> [WHAT IS REQUIRED]
Go through the material below and copy all lines with "title".

> [AVAILABLE DATA]
──────────

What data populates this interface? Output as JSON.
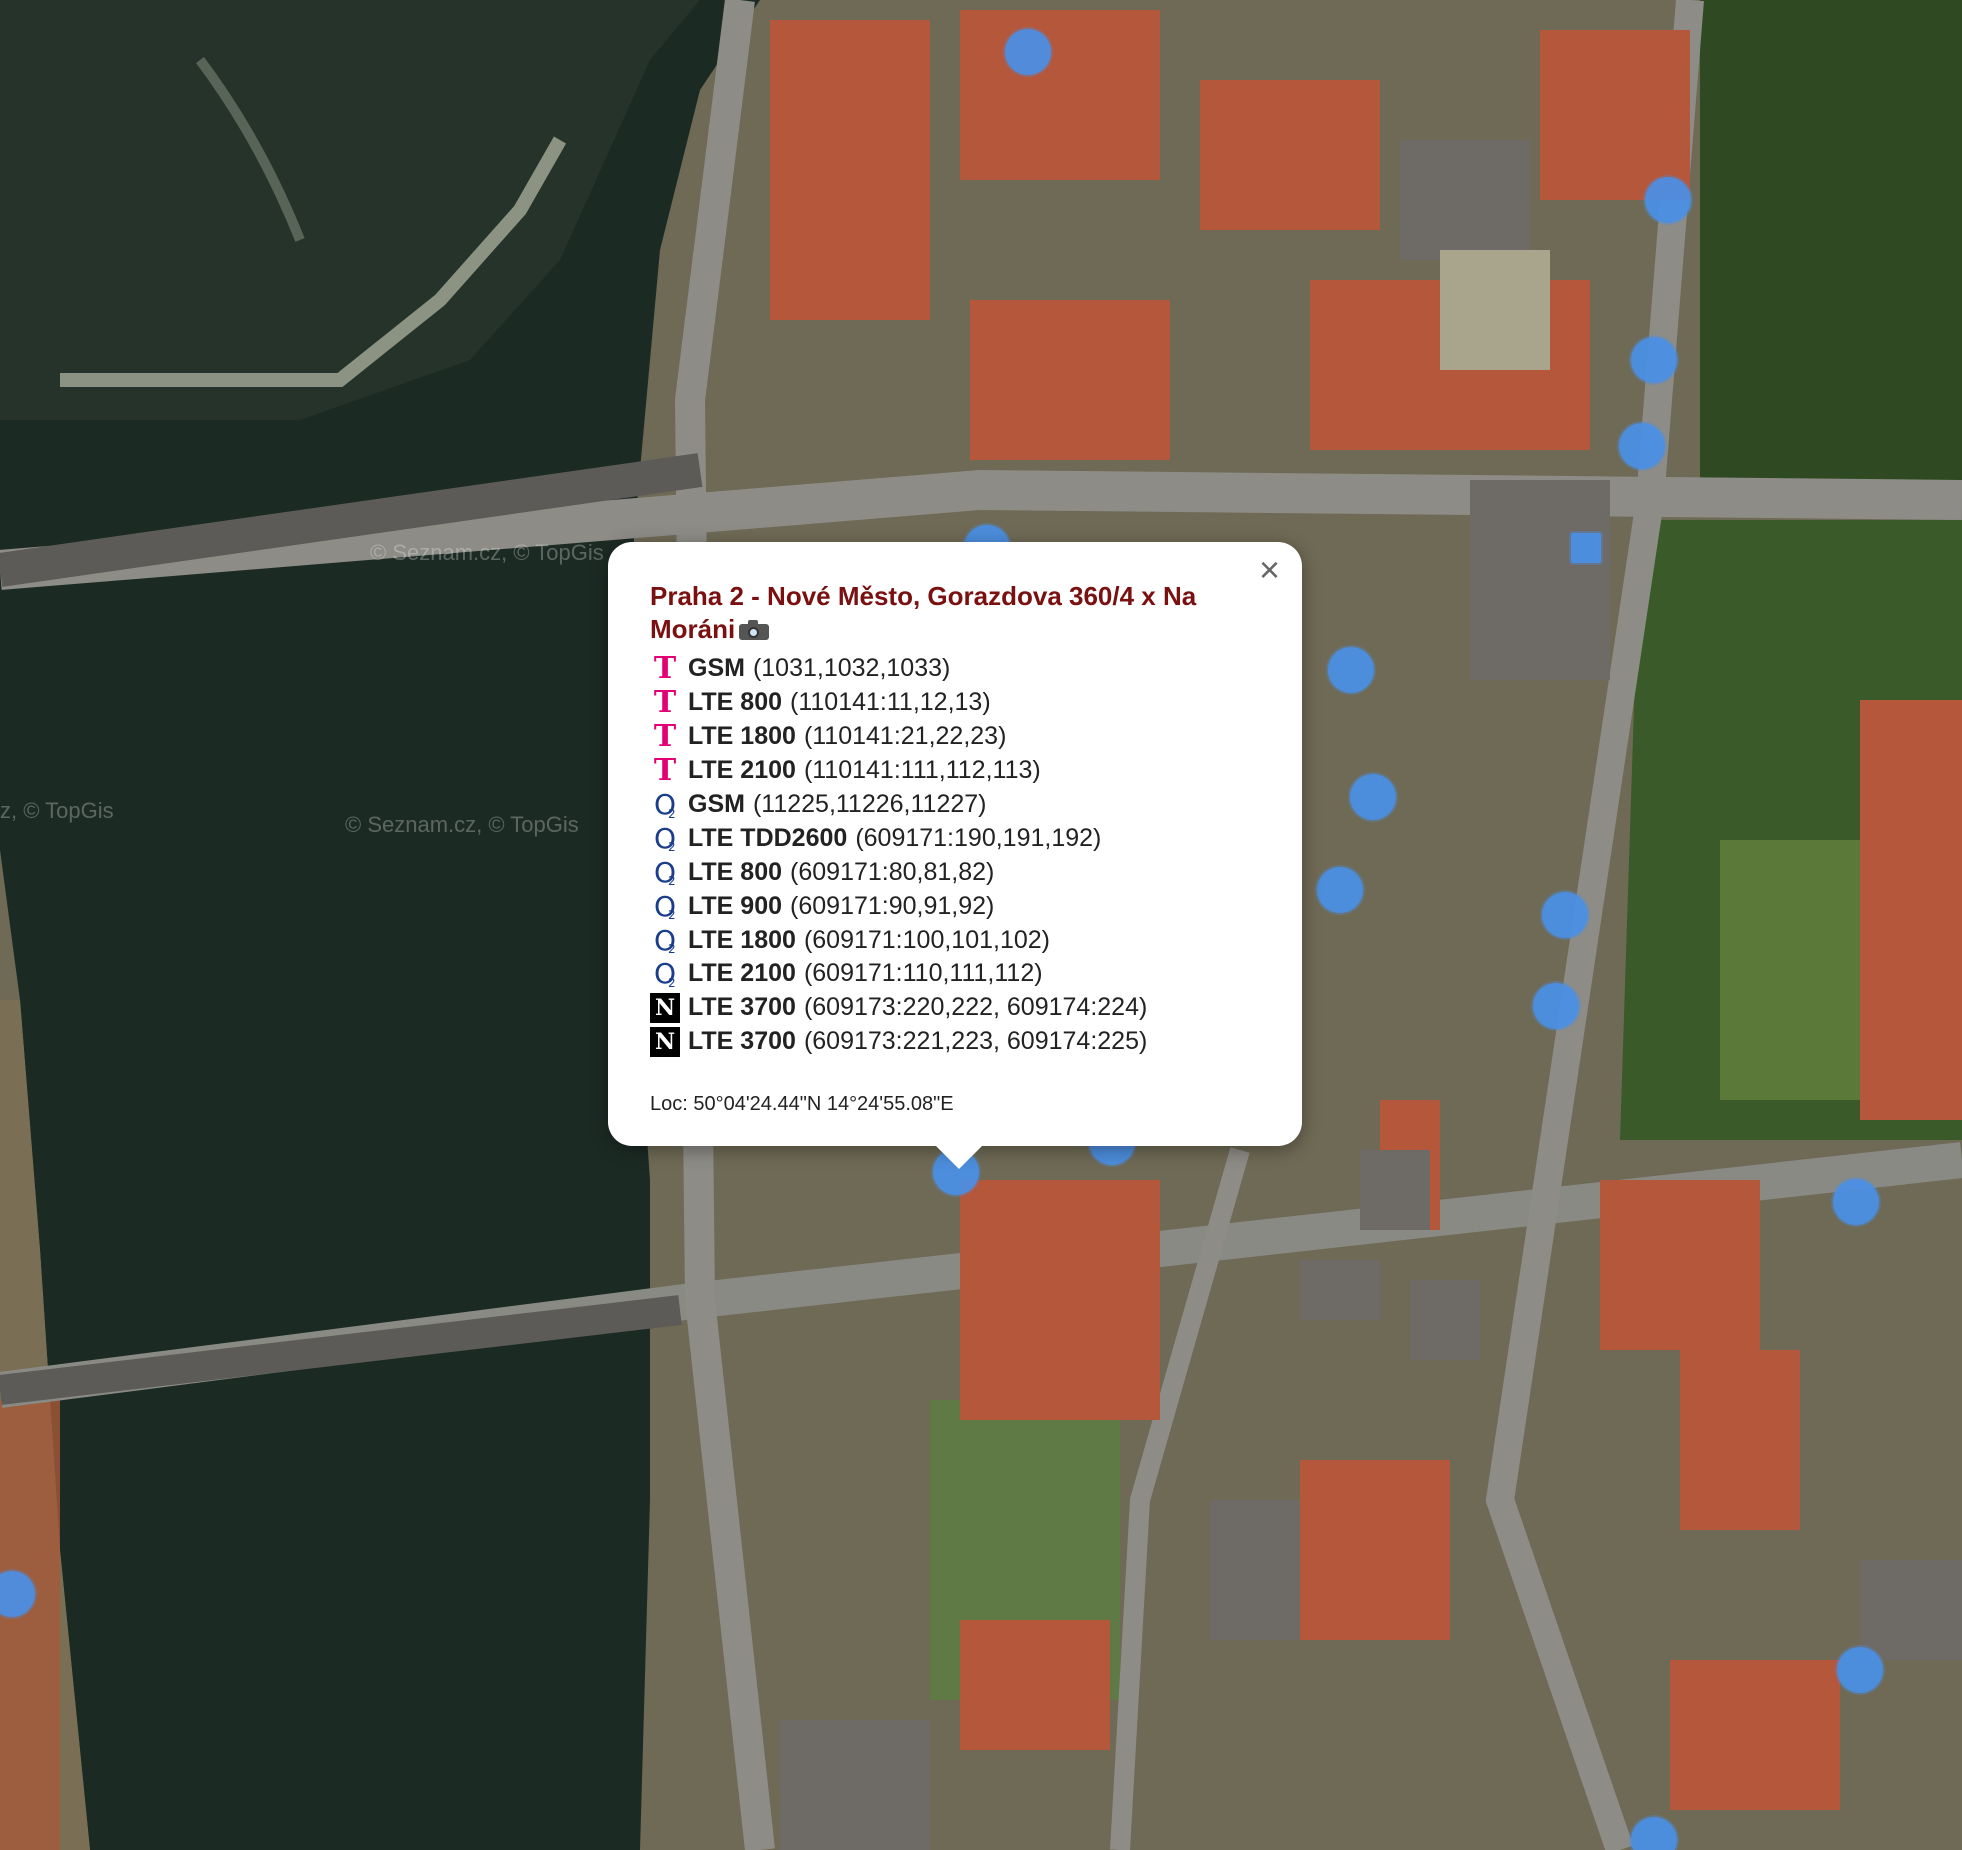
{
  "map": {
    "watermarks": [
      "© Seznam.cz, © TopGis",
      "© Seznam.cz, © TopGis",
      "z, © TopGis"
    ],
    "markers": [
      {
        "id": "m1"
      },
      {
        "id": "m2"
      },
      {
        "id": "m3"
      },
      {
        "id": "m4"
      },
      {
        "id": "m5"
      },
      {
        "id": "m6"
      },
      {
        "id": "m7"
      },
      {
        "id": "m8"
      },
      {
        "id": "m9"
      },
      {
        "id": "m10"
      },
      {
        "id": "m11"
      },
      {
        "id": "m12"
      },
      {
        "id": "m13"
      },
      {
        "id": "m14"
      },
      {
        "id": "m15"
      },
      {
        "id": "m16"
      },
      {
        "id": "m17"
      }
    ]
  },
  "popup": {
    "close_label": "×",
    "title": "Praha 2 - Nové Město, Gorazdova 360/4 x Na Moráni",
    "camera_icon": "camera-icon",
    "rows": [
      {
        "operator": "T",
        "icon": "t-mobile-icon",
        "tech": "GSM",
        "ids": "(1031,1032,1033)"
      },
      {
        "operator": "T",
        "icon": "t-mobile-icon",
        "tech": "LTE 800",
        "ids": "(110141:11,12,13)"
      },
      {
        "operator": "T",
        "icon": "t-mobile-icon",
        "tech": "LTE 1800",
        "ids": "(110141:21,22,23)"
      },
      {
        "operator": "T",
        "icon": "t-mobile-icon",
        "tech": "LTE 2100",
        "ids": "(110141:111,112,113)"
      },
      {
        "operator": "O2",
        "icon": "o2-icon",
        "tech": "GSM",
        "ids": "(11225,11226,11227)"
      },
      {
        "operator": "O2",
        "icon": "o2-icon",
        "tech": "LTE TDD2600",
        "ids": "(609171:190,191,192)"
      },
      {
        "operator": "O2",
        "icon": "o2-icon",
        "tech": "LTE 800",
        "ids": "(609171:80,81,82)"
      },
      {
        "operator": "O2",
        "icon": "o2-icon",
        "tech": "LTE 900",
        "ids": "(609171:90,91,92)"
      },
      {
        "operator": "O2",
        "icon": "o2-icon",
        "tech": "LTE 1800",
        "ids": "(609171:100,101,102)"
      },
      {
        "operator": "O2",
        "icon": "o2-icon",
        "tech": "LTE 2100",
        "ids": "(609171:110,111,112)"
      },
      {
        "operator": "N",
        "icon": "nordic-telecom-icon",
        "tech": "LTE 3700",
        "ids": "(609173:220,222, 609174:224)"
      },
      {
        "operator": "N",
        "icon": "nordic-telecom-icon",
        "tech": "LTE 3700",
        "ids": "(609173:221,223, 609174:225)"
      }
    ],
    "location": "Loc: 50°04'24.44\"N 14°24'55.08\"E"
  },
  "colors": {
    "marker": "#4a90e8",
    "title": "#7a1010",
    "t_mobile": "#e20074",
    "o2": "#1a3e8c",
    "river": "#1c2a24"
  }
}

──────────

> [RESPONSE FOR THIS EXERCISE]
    "title": "Praha 2 - Nové Město, Gorazdova 360/4 x Na Moráni",
    "title": "#7a1010",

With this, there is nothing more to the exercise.